Utilizing the core premise of the previous two entries to the series, Warcraft III: Reign of Chaos once again put players in charge of a very basic set of troops. Initially, the player is tasked with creating a town focused around a central stronghold. Once the base of the town has been established, basic units are allocated to gather various resources. The resources are then used to build further structures, create new solider-type units, purchase upgrades, and so on.

Warcraft III differed from its brethren by the scope and premise of performing such tasks. Its true that most of the missions followed this guideline, but there were others that did not. In many of the campaign-based missions, players didnt have to create a base of operations – their main goal was to survive or to ensure the survival of others. Sometimes a player would have to defend a city or character for a set amount of time.

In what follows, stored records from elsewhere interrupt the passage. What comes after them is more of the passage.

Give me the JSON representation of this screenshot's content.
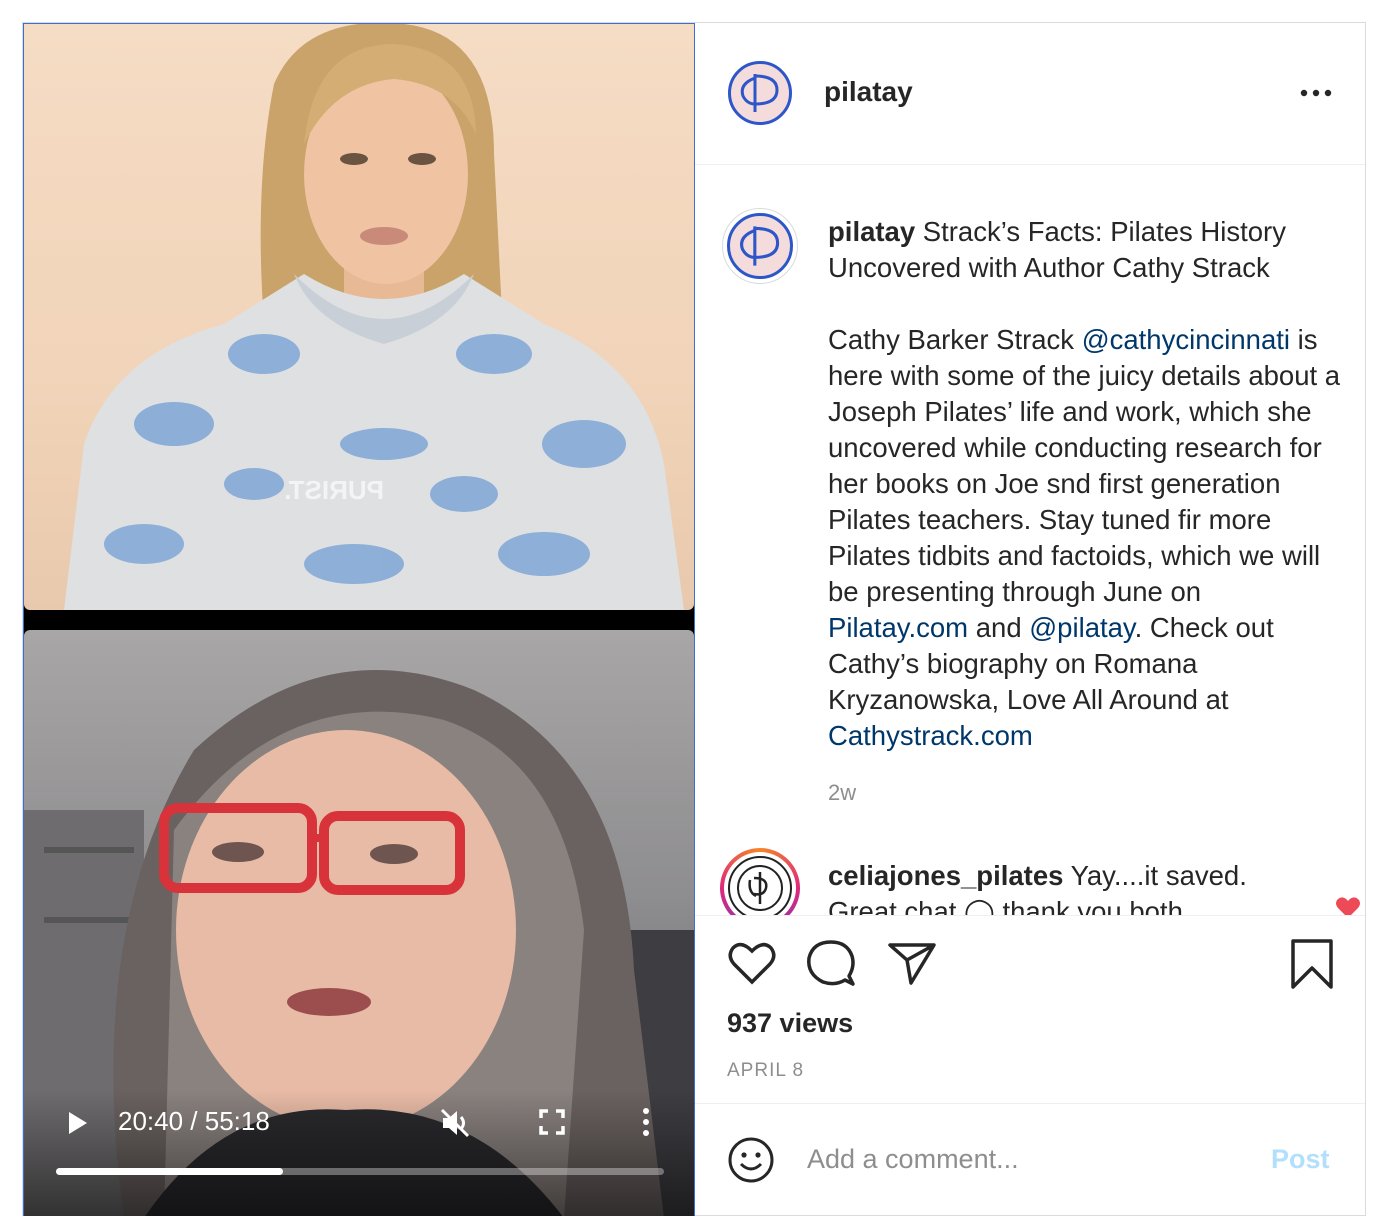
{
  "video": {
    "time_display": "20:40 / 55:18",
    "progress_fraction": 0.374,
    "shirt_text": "PURIST."
  },
  "header": {
    "username": "pilatay"
  },
  "caption": {
    "username": "pilatay",
    "title": "Strack’s Facts: Pilates History Uncovered with Author Cathy Strack",
    "body_1": "Cathy Barker Strack ",
    "mention_1": "@cathycincinnati",
    "body_2": " is here with some of the juicy details about a Joseph Pilates’ life and work, which she uncovered while conducting research for her books on Joe snd first generation Pilates teachers. Stay tuned fir more Pilates tidbits and factoids, which we will be presenting through June on ",
    "link_1": "Pilatay.com",
    "body_3": " and ",
    "mention_2": "@pilatay",
    "body_4": ". Check out Cathy’s biography on Romana Kryzanowska, Love All Around at ",
    "link_2": "Cathystrack.com",
    "age": "2w"
  },
  "comment": {
    "username": "celiajones_pilates",
    "text": "Yay....it saved. Great chat ◯ thank you both"
  },
  "stats": {
    "views": "937 views",
    "date": "APRIL 8"
  },
  "composer": {
    "placeholder": "Add a comment...",
    "post_label": "Post"
  },
  "colors": {
    "link": "#00376b",
    "like_red": "#ed4956",
    "post_disabled": "#b2dffc",
    "avatar_ring": "#2d56c9"
  },
  "icons": [
    "play-icon",
    "mute-icon",
    "fullscreen-icon",
    "more-vertical-icon",
    "more-horizontal-icon",
    "heart-icon",
    "comment-icon",
    "share-icon",
    "bookmark-icon",
    "emoji-icon"
  ]
}
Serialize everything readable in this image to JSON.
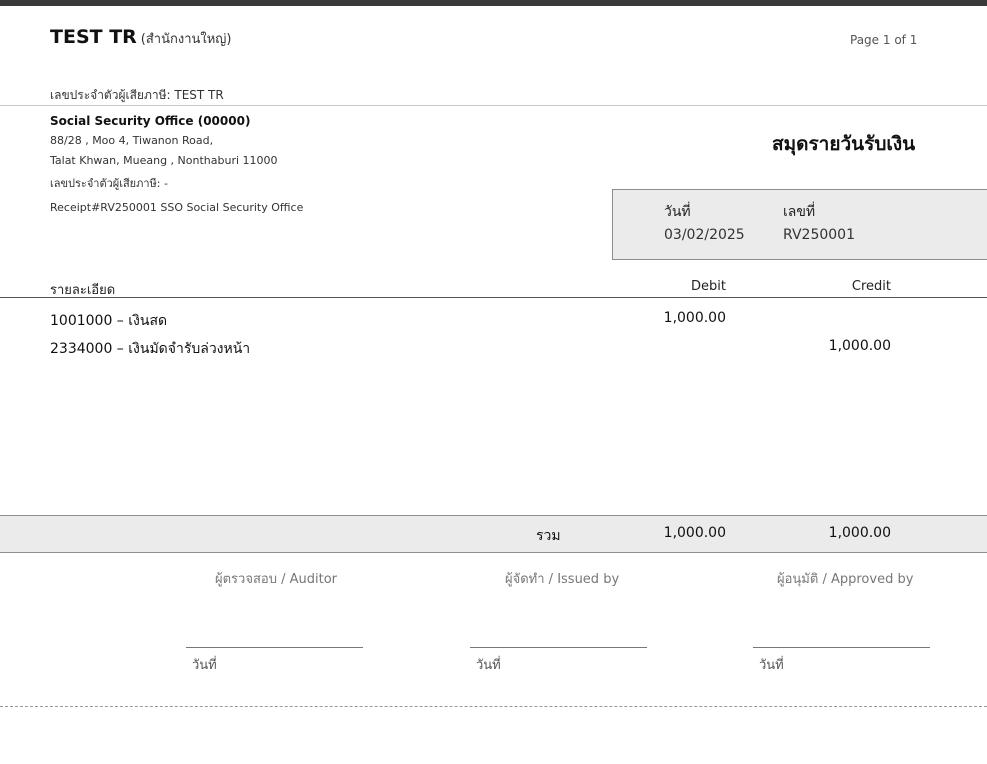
{
  "header": {
    "company_name": "TEST TR",
    "branch": "(สำนักงานใหญ่)",
    "page_label": "Page 1 of 1",
    "tax_id_line": "เลขประจำตัวผู้เสียภาษี: TEST TR"
  },
  "customer": {
    "name": "Social Security Office (00000)",
    "address_line1": "88/28 , Moo 4, Tiwanon Road,",
    "address_line2": "Talat Khwan, Mueang , Nonthaburi 11000",
    "tax_id_line": "เลขประจำตัวผู้เสียภาษี: -",
    "reference": "Receipt#RV250001 SSO Social Security Office"
  },
  "document": {
    "title": "สมุดรายวันรับเงิน",
    "date_label": "วันที่",
    "date_value": "03/02/2025",
    "number_label": "เลขที่",
    "number_value": "RV250001"
  },
  "table": {
    "col_detail": "รายละเอียด",
    "col_debit": "Debit",
    "col_credit": "Credit",
    "rows": [
      {
        "account": "1001000 – เงินสด",
        "debit": "1,000.00",
        "credit": ""
      },
      {
        "account": "2334000 – เงินมัดจำรับล่วงหน้า",
        "debit": "",
        "credit": "1,000.00"
      }
    ],
    "total_label": "รวม",
    "total_debit": "1,000.00",
    "total_credit": "1,000.00"
  },
  "signatures": {
    "auditor": "ผู้ตรวจสอบ / Auditor",
    "issued_by": "ผู้จัดทำ / Issued by",
    "approved_by": "ผู้อนุมัติ / Approved by",
    "date_label": "วันที่"
  }
}
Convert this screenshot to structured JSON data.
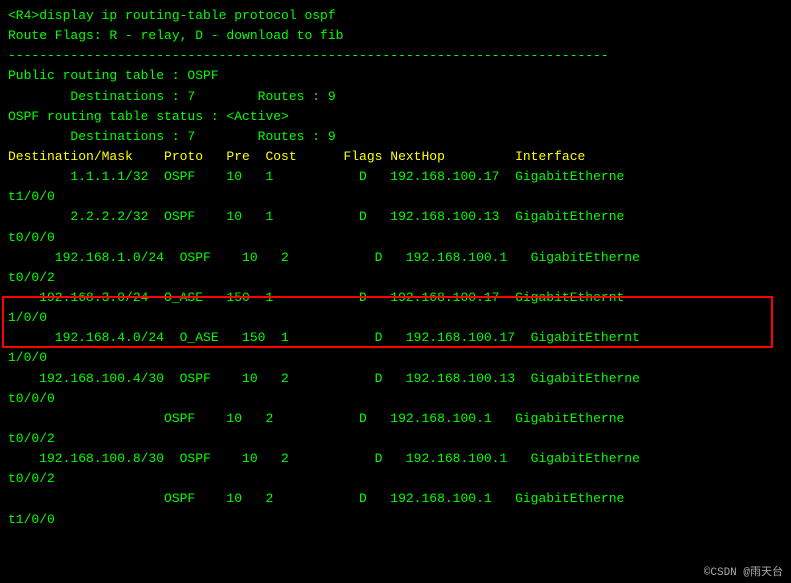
{
  "terminal": {
    "lines": [
      {
        "text": "<R4>display ip routing-table protocol ospf",
        "style": "normal"
      },
      {
        "text": "Route Flags: R - relay, D - download to fib",
        "style": "normal"
      },
      {
        "text": "-----------------------------------------------------------------------------",
        "style": "normal"
      },
      {
        "text": "",
        "style": "normal"
      },
      {
        "text": "Public routing table : OSPF",
        "style": "normal"
      },
      {
        "text": "        Destinations : 7        Routes : 9",
        "style": "normal"
      },
      {
        "text": "",
        "style": "normal"
      },
      {
        "text": "OSPF routing table status : <Active>",
        "style": "normal"
      },
      {
        "text": "        Destinations : 7        Routes : 9",
        "style": "normal"
      },
      {
        "text": "",
        "style": "normal"
      },
      {
        "text": "Destination/Mask    Proto   Pre  Cost      Flags NextHop         Interface",
        "style": "yellow"
      },
      {
        "text": "",
        "style": "normal"
      },
      {
        "text": "        1.1.1.1/32  OSPF    10   1           D   192.168.100.17  GigabitEtherne",
        "style": "normal"
      },
      {
        "text": "t1/0/0",
        "style": "normal"
      },
      {
        "text": "        2.2.2.2/32  OSPF    10   1           D   192.168.100.13  GigabitEtherne",
        "style": "normal"
      },
      {
        "text": "t0/0/0",
        "style": "normal"
      },
      {
        "text": "      192.168.1.0/24  OSPF    10   2           D   192.168.100.1   GigabitEtherne",
        "style": "normal"
      },
      {
        "text": "t0/0/2",
        "style": "normal"
      },
      {
        "text": "    192.168.3.0/24  O_ASE   150  1           D   192.168.100.17  GigabitEthernt",
        "style": "highlighted"
      },
      {
        "text": "1/0/0",
        "style": "highlighted"
      },
      {
        "text": "      192.168.4.0/24  O_ASE   150  1           D   192.168.100.17  GigabitEthernt",
        "style": "highlighted"
      },
      {
        "text": "1/0/0",
        "style": "highlighted"
      },
      {
        "text": "    192.168.100.4/30  OSPF    10   2           D   192.168.100.13  GigabitEtherne",
        "style": "normal"
      },
      {
        "text": "t0/0/0",
        "style": "normal"
      },
      {
        "text": "                    OSPF    10   2           D   192.168.100.1   GigabitEtherne",
        "style": "normal"
      },
      {
        "text": "t0/0/2",
        "style": "normal"
      },
      {
        "text": "    192.168.100.8/30  OSPF    10   2           D   192.168.100.1   GigabitEtherne",
        "style": "normal"
      },
      {
        "text": "t0/0/2",
        "style": "normal"
      },
      {
        "text": "                    OSPF    10   2           D   192.168.100.1   GigabitEtherne",
        "style": "normal"
      },
      {
        "text": "t1/0/0",
        "style": "normal"
      }
    ],
    "watermark": "©CSDN @雨天台"
  }
}
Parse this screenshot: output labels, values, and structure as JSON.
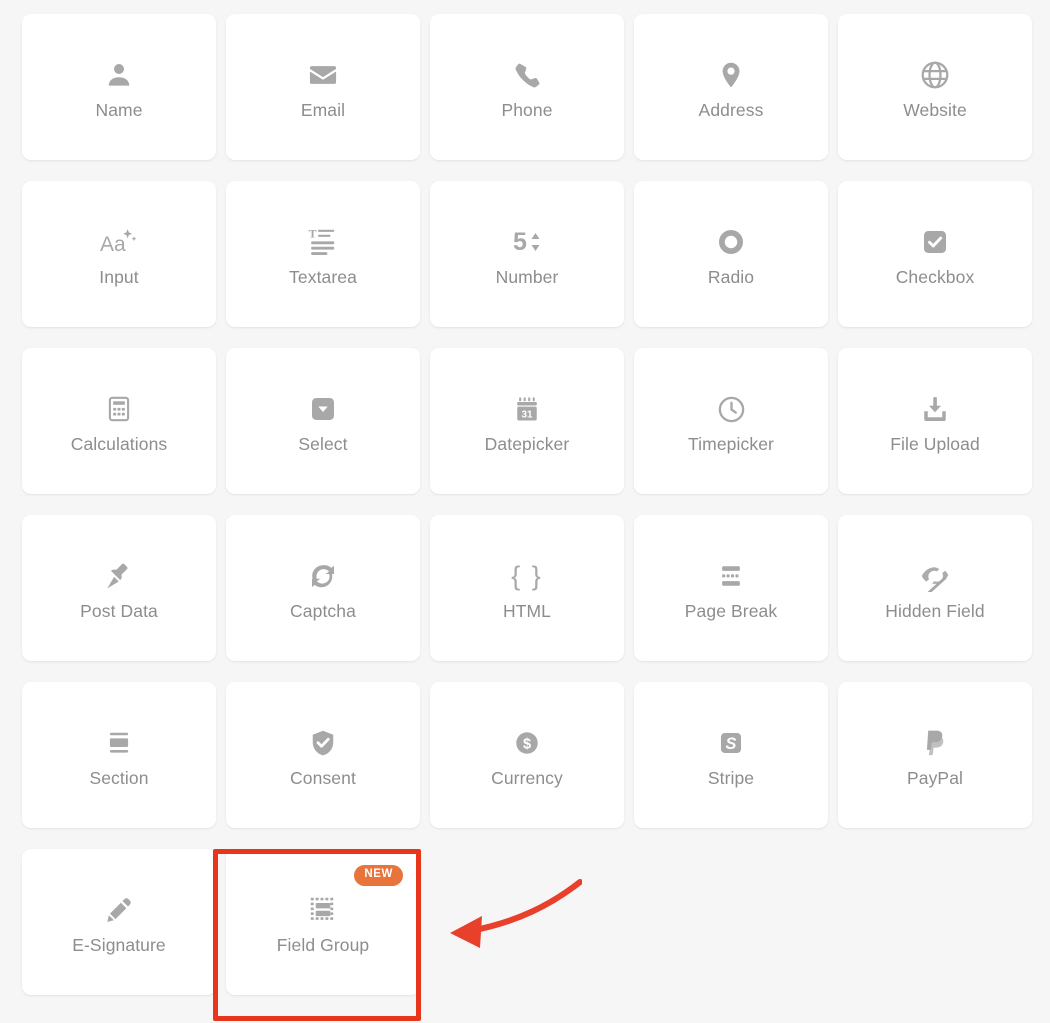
{
  "panel": {
    "name": "form-fields-palette",
    "columns": 5,
    "background_color": "#f6f6f6",
    "card_background": "#ffffff",
    "label_color": "#8d8d8d",
    "icon_color": "#a8a8a8"
  },
  "badges": {
    "new_label": "NEW",
    "new_color": "#e8743c"
  },
  "annotation": {
    "highlight_color": "#e8361c",
    "arrow_color": "#e8402a",
    "highlighted_field": "Field Group",
    "arrow_direction": "left"
  },
  "fields": [
    {
      "label": "Name",
      "icon": "user-icon",
      "new": false
    },
    {
      "label": "Email",
      "icon": "envelope-icon",
      "new": false
    },
    {
      "label": "Phone",
      "icon": "phone-icon",
      "new": false
    },
    {
      "label": "Address",
      "icon": "map-pin-icon",
      "new": false
    },
    {
      "label": "Website",
      "icon": "globe-icon",
      "new": false
    },
    {
      "label": "Input",
      "icon": "text-aa-icon",
      "new": false
    },
    {
      "label": "Textarea",
      "icon": "text-lines-icon",
      "new": false
    },
    {
      "label": "Number",
      "icon": "number-stepper-icon",
      "new": false
    },
    {
      "label": "Radio",
      "icon": "radio-circle-icon",
      "new": false
    },
    {
      "label": "Checkbox",
      "icon": "checkbox-icon",
      "new": false
    },
    {
      "label": "Calculations",
      "icon": "calculator-icon",
      "new": false
    },
    {
      "label": "Select",
      "icon": "dropdown-icon",
      "new": false
    },
    {
      "label": "Datepicker",
      "icon": "calendar-icon",
      "new": false
    },
    {
      "label": "Timepicker",
      "icon": "clock-icon",
      "new": false
    },
    {
      "label": "File Upload",
      "icon": "upload-tray-icon",
      "new": false
    },
    {
      "label": "Post Data",
      "icon": "pushpin-icon",
      "new": false
    },
    {
      "label": "Captcha",
      "icon": "refresh-icon",
      "new": false
    },
    {
      "label": "HTML",
      "icon": "curly-braces-icon",
      "new": false
    },
    {
      "label": "Page Break",
      "icon": "page-break-icon",
      "new": false
    },
    {
      "label": "Hidden Field",
      "icon": "eye-slash-icon",
      "new": false
    },
    {
      "label": "Section",
      "icon": "section-bars-icon",
      "new": false
    },
    {
      "label": "Consent",
      "icon": "shield-check-icon",
      "new": false
    },
    {
      "label": "Currency",
      "icon": "dollar-coin-icon",
      "new": false
    },
    {
      "label": "Stripe",
      "icon": "stripe-icon",
      "new": false
    },
    {
      "label": "PayPal",
      "icon": "paypal-icon",
      "new": false
    },
    {
      "label": "E-Signature",
      "icon": "pencil-icon",
      "new": false
    },
    {
      "label": "Field Group",
      "icon": "field-group-icon",
      "new": true
    }
  ],
  "calendar_day": "31",
  "number_sample": "5",
  "aa_sample": "Aa",
  "braces_sample": "{ }",
  "stripe_letter": "S"
}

Also new to Warcraft III were the heroes. Though stronger characters of specific classes were available in Warcraft II, WCIII gave these entities names and particular powers. Heroes could gain levels by slaying enemies and the newly-added creeps, creatures that attack any players they encounter. The addition of heroes allowed Warcraft III to have a more character-driven focus, both by giving the player a central role to occupy most of their time and efforts with as well as giving the plot a logical narrative point-of-view.

The plot is essentially the one area where Warcraft III got a significant overhaul. The previous two entries had a plot, no doubt, but their presentation was limited to a few still-shot scenes with scrolling text and a handful of prerendered cutscenes. Warcraft III finally inserted cutscenes directly into the gameplay, with the plot elements often playing out in real-time before, between, and after player action.

Warcraft III is also the first game in the series to break the mold of having only Humans and Orcs as playable units. Though both Humans and Orcs have their distinct campaigns, Undead and Night Elves became available also with their own storylines. During the course of the game, allegiances between Heroes from various factions switch allegiances, conquer foes, and rise through their respective ranks.

The world and story created for Reign of Chaos proved to be a huge success for Blizzard Entertainment. Gaining a 92 on Metacritic and several Game of the Year awards, the game became a commercial and financial success. An expansion pack was later revealed, titled The Frozen Throne (with which many variants to the standard online play were created, most notably Defense of the Ancients), and not too long later, the Warcraft III Battle Chest was released, including Reign of Chaos, The Frozen Throne, a bonus DVD, soundtrack, art book, and more. The Warcraft III Battle Chest is still available at many game retailers today, giving the game a nearly eight-year shelf life (so far).

Of course, one of the biggest draws to Warcraft III today is its tie to World of Warcraft, the enormously popular MMORPG. The world of Warcraft III literally became the World of Warcraft, both through the general design of both games, the characters and classes available, as well as obvious plot elements.

The success of this series as a whole cannot be denied. Each game to be released under the Warcraft umbrella has been wholly worthwhile. Warcraft III: Reign of Chaos has proved to be one of the most popular real-time strategy games of all time, and it is most certainly not undeserving.